How can this fast male-oriented film be transformed into a tender female-oriented film about a young girl who has just begun to blossom into a woman? Enter filmmaker Pooja Bhatt & the result is Paap (Sin). Change the story slightly by making the young woman a caretaker of the young boy instead of his mother, a  young woman who is going to be a lifelong nun in a Buddhist monastery. Then keep every action scene exactly the same and you get Paap, a tender love story about a young woman who suddenly is forced to confront her romantic feelings about a man she is nursing.  

The young woman is so brought up that she is not allowed to have a mirror & she ends up writing her thoughts in a book that she is forced to hide.
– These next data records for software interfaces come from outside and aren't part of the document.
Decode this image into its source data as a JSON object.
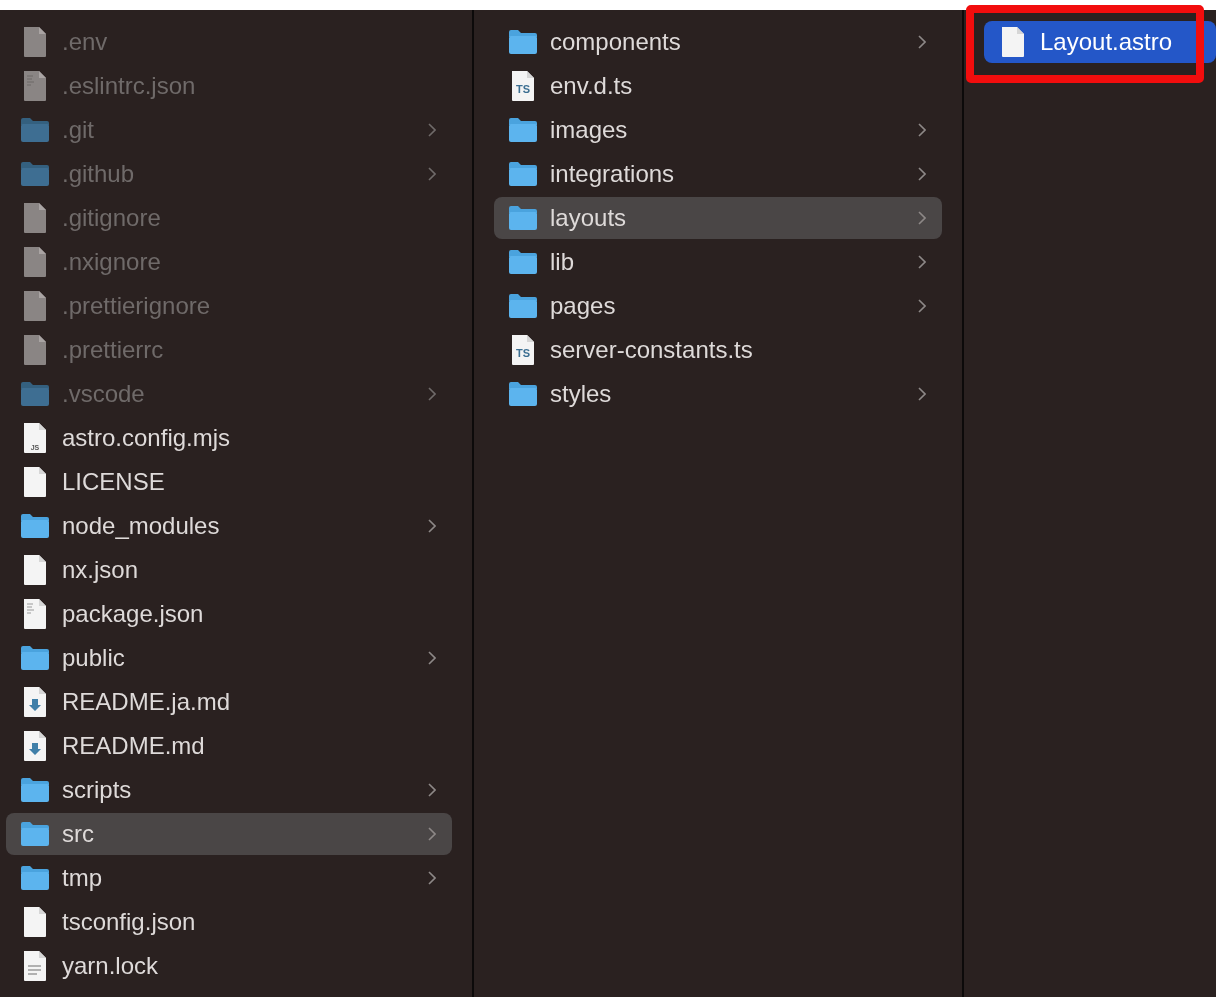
{
  "columns": [
    {
      "active": false,
      "items": [
        {
          "name": ".env",
          "kind": "file",
          "hidden": true,
          "selected": false
        },
        {
          "name": ".eslintrc.json",
          "kind": "doc",
          "hidden": true,
          "selected": false
        },
        {
          "name": ".git",
          "kind": "folder",
          "hidden": true,
          "selected": false
        },
        {
          "name": ".github",
          "kind": "folder",
          "hidden": true,
          "selected": false
        },
        {
          "name": ".gitignore",
          "kind": "file",
          "hidden": true,
          "selected": false
        },
        {
          "name": ".nxignore",
          "kind": "file",
          "hidden": true,
          "selected": false
        },
        {
          "name": ".prettierignore",
          "kind": "file",
          "hidden": true,
          "selected": false
        },
        {
          "name": ".prettierrc",
          "kind": "file",
          "hidden": true,
          "selected": false
        },
        {
          "name": ".vscode",
          "kind": "folder",
          "hidden": true,
          "selected": false
        },
        {
          "name": "astro.config.mjs",
          "kind": "badge",
          "badge": "JS",
          "hidden": false,
          "selected": false
        },
        {
          "name": "LICENSE",
          "kind": "file",
          "hidden": false,
          "selected": false
        },
        {
          "name": "node_modules",
          "kind": "folder",
          "hidden": false,
          "selected": false
        },
        {
          "name": "nx.json",
          "kind": "file",
          "hidden": false,
          "selected": false
        },
        {
          "name": "package.json",
          "kind": "doc",
          "hidden": false,
          "selected": false
        },
        {
          "name": "public",
          "kind": "folder",
          "hidden": false,
          "selected": false
        },
        {
          "name": "README.ja.md",
          "kind": "markdown",
          "hidden": false,
          "selected": false
        },
        {
          "name": "README.md",
          "kind": "markdown",
          "hidden": false,
          "selected": false
        },
        {
          "name": "scripts",
          "kind": "folder",
          "hidden": false,
          "selected": false
        },
        {
          "name": "src",
          "kind": "folder",
          "hidden": false,
          "selected": true
        },
        {
          "name": "tmp",
          "kind": "folder",
          "hidden": false,
          "selected": false
        },
        {
          "name": "tsconfig.json",
          "kind": "file",
          "hidden": false,
          "selected": false
        },
        {
          "name": "yarn.lock",
          "kind": "text",
          "hidden": false,
          "selected": false
        }
      ]
    },
    {
      "active": false,
      "items": [
        {
          "name": "components",
          "kind": "folder",
          "hidden": false,
          "selected": false
        },
        {
          "name": "env.d.ts",
          "kind": "badge",
          "badge": "TS",
          "hidden": false,
          "selected": false
        },
        {
          "name": "images",
          "kind": "folder",
          "hidden": false,
          "selected": false
        },
        {
          "name": "integrations",
          "kind": "folder",
          "hidden": false,
          "selected": false
        },
        {
          "name": "layouts",
          "kind": "folder",
          "hidden": false,
          "selected": true
        },
        {
          "name": "lib",
          "kind": "folder",
          "hidden": false,
          "selected": false
        },
        {
          "name": "pages",
          "kind": "folder",
          "hidden": false,
          "selected": false
        },
        {
          "name": "server-constants.ts",
          "kind": "badge",
          "badge": "TS",
          "hidden": false,
          "selected": false
        },
        {
          "name": "styles",
          "kind": "folder",
          "hidden": false,
          "selected": false
        }
      ]
    },
    {
      "active": true,
      "items": [
        {
          "name": "Layout.astro",
          "kind": "file",
          "hidden": false,
          "selected": true,
          "circled": true
        }
      ]
    }
  ]
}
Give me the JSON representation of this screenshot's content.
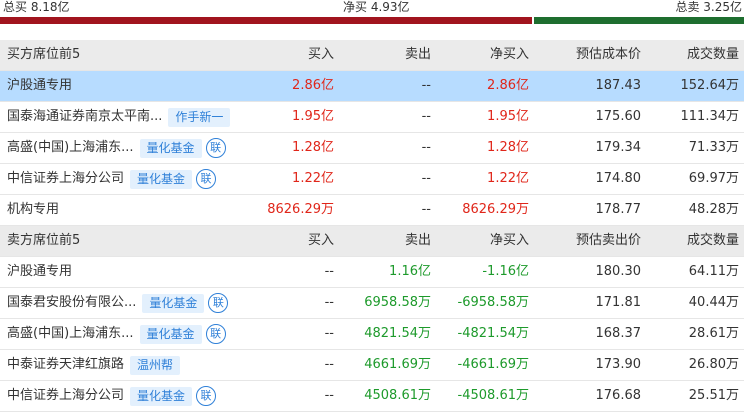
{
  "summary": {
    "buy_total": "总买 8.18亿",
    "net_total": "净买 4.93亿",
    "sell_total": "总卖 3.25亿"
  },
  "buy_header": {
    "name": "买方席位前5",
    "buy": "买入",
    "sell": "卖出",
    "net": "净买入",
    "price": "预估成本价",
    "volume": "成交数量"
  },
  "buy_rows": [
    {
      "name": "沪股通专用",
      "tag": "",
      "link": "",
      "buy": "2.86亿",
      "sell": "--",
      "net": "2.86亿",
      "price": "187.43",
      "volume": "152.64万"
    },
    {
      "name": "国泰海通证券南京太平南...",
      "tag": "作手新一",
      "link": "",
      "buy": "1.95亿",
      "sell": "--",
      "net": "1.95亿",
      "price": "175.60",
      "volume": "111.34万"
    },
    {
      "name": "高盛(中国)上海浦东...",
      "tag": "量化基金",
      "link": "联",
      "buy": "1.28亿",
      "sell": "--",
      "net": "1.28亿",
      "price": "179.34",
      "volume": "71.33万"
    },
    {
      "name": "中信证券上海分公司",
      "tag": "量化基金",
      "link": "联",
      "buy": "1.22亿",
      "sell": "--",
      "net": "1.22亿",
      "price": "174.80",
      "volume": "69.97万"
    },
    {
      "name": "机构专用",
      "tag": "",
      "link": "",
      "buy": "8626.29万",
      "sell": "--",
      "net": "8626.29万",
      "price": "178.77",
      "volume": "48.28万"
    }
  ],
  "sell_header": {
    "name": "卖方席位前5",
    "buy": "买入",
    "sell": "卖出",
    "net": "净买入",
    "price": "预估卖出价",
    "volume": "成交数量"
  },
  "sell_rows": [
    {
      "name": "沪股通专用",
      "tag": "",
      "link": "",
      "buy": "--",
      "sell": "1.16亿",
      "net": "-1.16亿",
      "price": "180.30",
      "volume": "64.11万"
    },
    {
      "name": "国泰君安股份有限公...",
      "tag": "量化基金",
      "link": "联",
      "buy": "--",
      "sell": "6958.58万",
      "net": "-6958.58万",
      "price": "171.81",
      "volume": "40.44万"
    },
    {
      "name": "高盛(中国)上海浦东...",
      "tag": "量化基金",
      "link": "联",
      "buy": "--",
      "sell": "4821.54万",
      "net": "-4821.54万",
      "price": "168.37",
      "volume": "28.61万"
    },
    {
      "name": "中泰证券天津红旗路",
      "tag": "温州帮",
      "link": "",
      "buy": "--",
      "sell": "4661.69万",
      "net": "-4661.69万",
      "price": "173.90",
      "volume": "26.80万"
    },
    {
      "name": "中信证券上海分公司",
      "tag": "量化基金",
      "link": "联",
      "buy": "--",
      "sell": "4508.61万",
      "net": "-4508.61万",
      "price": "176.68",
      "volume": "25.51万"
    }
  ],
  "colors": {
    "buy": "#e0261a",
    "sell": "#1d9a2b",
    "highlight_row": "#b7dcff",
    "tag_bg": "#e3f0fd",
    "tag_text": "#2f80d8",
    "bar_red": "#a1141e",
    "bar_green": "#1e6e2f"
  }
}
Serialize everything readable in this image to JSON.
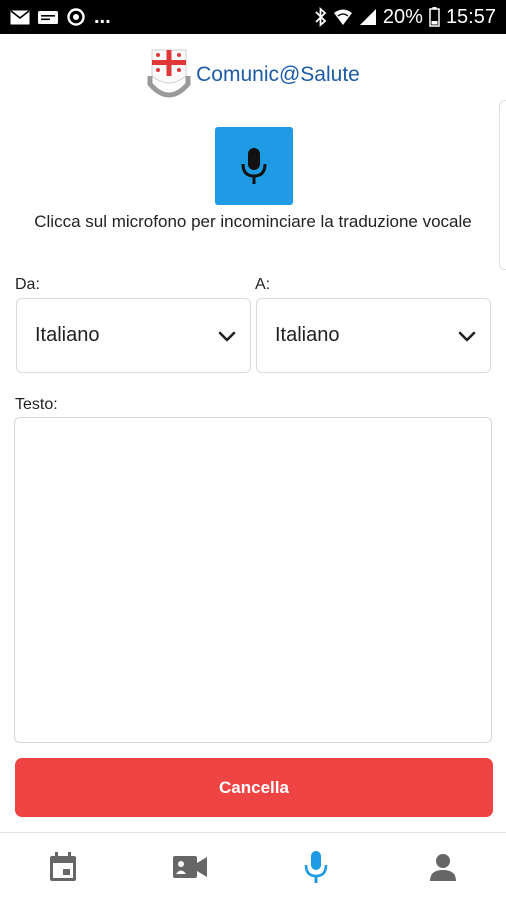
{
  "status_bar": {
    "left_icons": [
      "mail-icon",
      "card-icon",
      "sync-icon"
    ],
    "ellipsis": "...",
    "right_icons": [
      "bluetooth-icon",
      "wifi-icon",
      "signal-icon",
      "battery-icon"
    ],
    "battery": "20%",
    "time": "15:57"
  },
  "header": {
    "title": "Comunic@Salute",
    "logo": "liguria-shield-logo"
  },
  "mic": {
    "icon": "microphone-icon",
    "color": "#1e9be2",
    "instruction": "Clicca sul microfono per incominciare la traduzione vocale"
  },
  "from": {
    "label": "Da:",
    "value": "Italiano"
  },
  "to": {
    "label": "A:",
    "value": "Italiano"
  },
  "text": {
    "label": "Testo:",
    "value": ""
  },
  "cancel_button": {
    "label": "Cancella",
    "color": "#ee4444"
  },
  "bottom_nav": {
    "items": [
      {
        "icon": "calendar-icon",
        "active": false
      },
      {
        "icon": "video-camera-icon",
        "active": false
      },
      {
        "icon": "microphone-icon",
        "active": true
      },
      {
        "icon": "person-icon",
        "active": false
      }
    ],
    "active_color": "#1e9be2",
    "inactive_color": "#666666"
  }
}
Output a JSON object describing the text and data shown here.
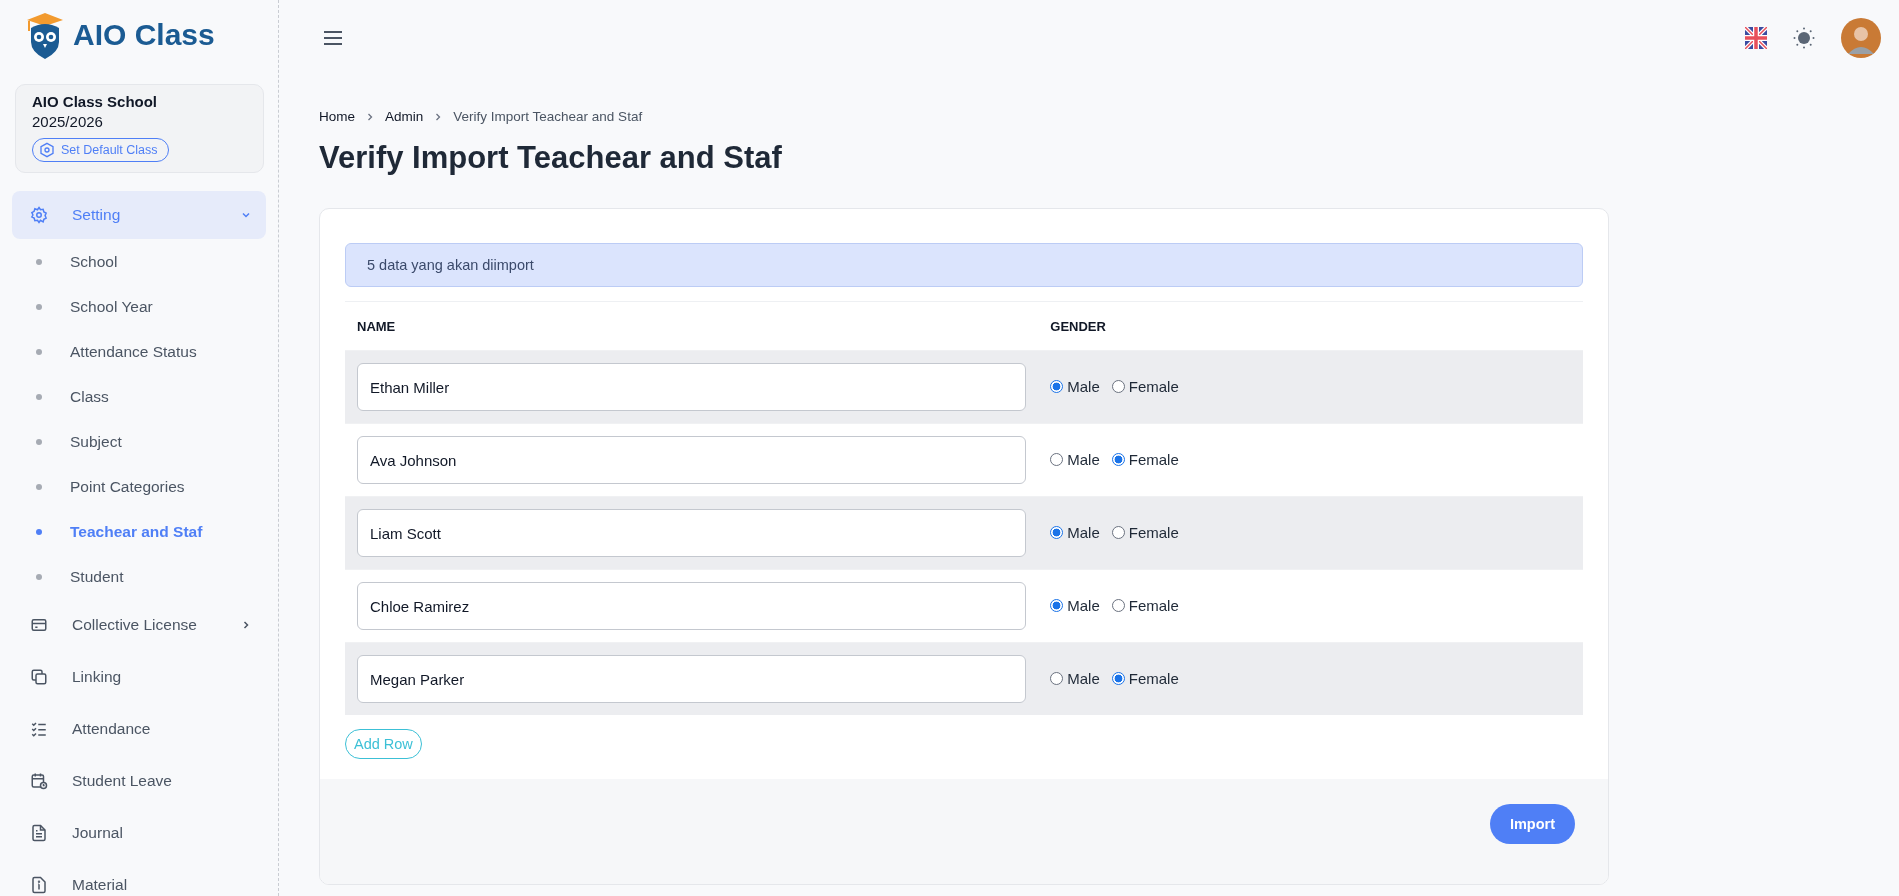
{
  "sidebar": {
    "logo": {
      "text": "AIO Class"
    },
    "school_card": {
      "name": "AIO Class School",
      "year": "2025/2026",
      "button": "Set Default Class"
    },
    "menu": [
      {
        "label": "Setting",
        "expanded": true,
        "children": [
          {
            "label": "School",
            "selected": false
          },
          {
            "label": "School Year",
            "selected": false
          },
          {
            "label": "Attendance Status",
            "selected": false
          },
          {
            "label": "Class",
            "selected": false
          },
          {
            "label": "Subject",
            "selected": false
          },
          {
            "label": "Point Categories",
            "selected": false
          },
          {
            "label": "Teachear and Staf",
            "selected": true
          },
          {
            "label": "Student",
            "selected": false
          }
        ]
      },
      {
        "label": "Collective License",
        "expanded": false
      },
      {
        "label": "Linking"
      },
      {
        "label": "Attendance"
      },
      {
        "label": "Student Leave"
      },
      {
        "label": "Journal"
      },
      {
        "label": "Material"
      }
    ]
  },
  "breadcrumb": [
    "Home",
    "Admin",
    "Verify Import Teachear and Staf"
  ],
  "title": "Verify Import Teachear and Staf",
  "alert": "5 data yang akan diimport",
  "table": {
    "columns": [
      "NAME",
      "GENDER"
    ],
    "rows": [
      {
        "name": "Ethan Miller",
        "gender": [
          {
            "label": "Male",
            "selected": true
          },
          {
            "label": "Female",
            "selected": false
          }
        ]
      },
      {
        "name": "Ava Johnson",
        "gender": [
          {
            "label": "Male",
            "selected": false
          },
          {
            "label": "Female",
            "selected": true
          }
        ]
      },
      {
        "name": "Liam Scott",
        "gender": [
          {
            "label": "Male",
            "selected": true
          },
          {
            "label": "Female",
            "selected": false
          }
        ]
      },
      {
        "name": "Chloe Ramirez",
        "gender": [
          {
            "label": "Male",
            "selected": true
          },
          {
            "label": "Female",
            "selected": false
          }
        ]
      },
      {
        "name": "Megan Parker",
        "gender": [
          {
            "label": "Male",
            "selected": false
          },
          {
            "label": "Female",
            "selected": true
          }
        ]
      }
    ]
  },
  "add_row_button": "Add Row",
  "import_button": "Import"
}
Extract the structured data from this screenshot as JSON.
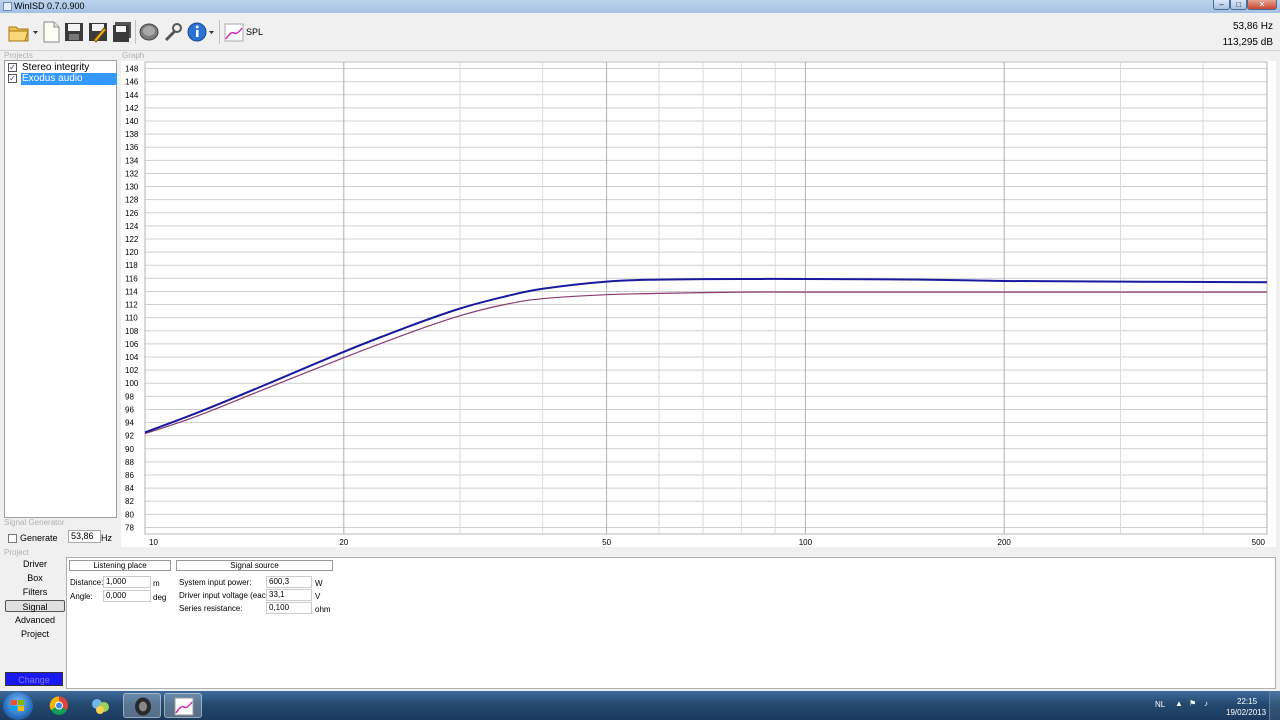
{
  "window": {
    "title": "WinISD 0.7.0.900"
  },
  "toolbar": {
    "spl_label": "SPL",
    "readout_frequency": "53,86 Hz",
    "readout_level": "113,295 dB"
  },
  "sections": {
    "projects": "Projects",
    "graph": "Graph",
    "signal_generator": "Signal Generator",
    "project": "Project"
  },
  "projects": [
    {
      "name": "Stereo integrity",
      "checked": true,
      "selected": false
    },
    {
      "name": "Exodus audio",
      "checked": true,
      "selected": true
    }
  ],
  "signal_generator": {
    "generate_label": "Generate",
    "frequency_value": "53,86",
    "unit": "Hz"
  },
  "nav": {
    "items": [
      "Driver",
      "Box",
      "Filters",
      "Signal",
      "Advanced",
      "Project"
    ],
    "active": "Signal",
    "change_label": "Change"
  },
  "signal_panel": {
    "tab_listening": "Listening place",
    "tab_source": "Signal source",
    "distance_label": "Distance:",
    "distance_value": "1,000",
    "distance_unit": "m",
    "angle_label": "Angle:",
    "angle_value": "0,000",
    "angle_unit": "deg",
    "power_label": "System input power:",
    "power_value": "600,3",
    "power_unit": "W",
    "voltage_label": "Driver input voltage (each):",
    "voltage_value": "33,1",
    "voltage_unit": "V",
    "resistance_label": "Series resistance:",
    "resistance_value": "0,100",
    "resistance_unit": "ohm"
  },
  "taskbar": {
    "language": "NL",
    "time": "22:15",
    "date": "19/02/2013"
  },
  "chart_data": {
    "type": "line",
    "xscale": "log",
    "xlim": [
      10,
      500
    ],
    "ylim": [
      77,
      149
    ],
    "x_ticks": [
      10,
      20,
      50,
      100,
      200,
      500
    ],
    "y_ticks": [
      78,
      80,
      82,
      84,
      86,
      88,
      90,
      92,
      94,
      96,
      98,
      100,
      102,
      104,
      106,
      108,
      110,
      112,
      114,
      116,
      118,
      120,
      122,
      124,
      126,
      128,
      130,
      132,
      134,
      136,
      138,
      140,
      142,
      144,
      146,
      148
    ],
    "grid": true,
    "series": [
      {
        "color": "#1a1aa0",
        "x": [
          10,
          12,
          15,
          20,
          25,
          30,
          35,
          40,
          50,
          60,
          80,
          100,
          150,
          200,
          300,
          500
        ],
        "y": [
          92.5,
          95.5,
          99.5,
          104.8,
          108.6,
          111.4,
          113.2,
          114.4,
          115.5,
          115.8,
          115.9,
          115.9,
          115.8,
          115.6,
          115.5,
          115.4
        ]
      },
      {
        "color": "#8a3a70",
        "x": [
          10,
          12,
          15,
          20,
          25,
          30,
          35,
          40,
          50,
          60,
          80,
          100,
          150,
          200,
          300,
          500
        ],
        "y": [
          92.3,
          95.0,
          98.9,
          103.9,
          107.6,
          110.3,
          112.0,
          112.9,
          113.5,
          113.7,
          113.9,
          113.9,
          113.9,
          113.9,
          113.9,
          113.9
        ]
      }
    ]
  }
}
The film introduces her in the beautiful clip below.


Remember how Rachel (Kelly McGillis) & Book (Harrison Ford) accept the feelings between them?



This was simply not possible for Kaayaa (the young woman)? So words were never said & feelings were always in dreams:



Remember the ending scene in Witness? That was natural for that story.



What about the ending of Paap? Does Kaayaa’s father force her into the monastery or does he accept it is wrong for him to impose that on Kaayaa? You don’t need subtitles for the clip below:



We have a tremendous respect for the art of filmmaking & the ability filmmakers have to tell a story from their own point of view. That is a reason for our pseudonym Cinema-Rasik, rasik means one who loves the essence of what one looks at.

All this from an offhand comment from Cramer! So if you found this section even a tiny bit interesting, thank Cramer. If not, blame us for wasting your time.


Send your feedback to [email protected] Or @MacroViewpoints on Twitter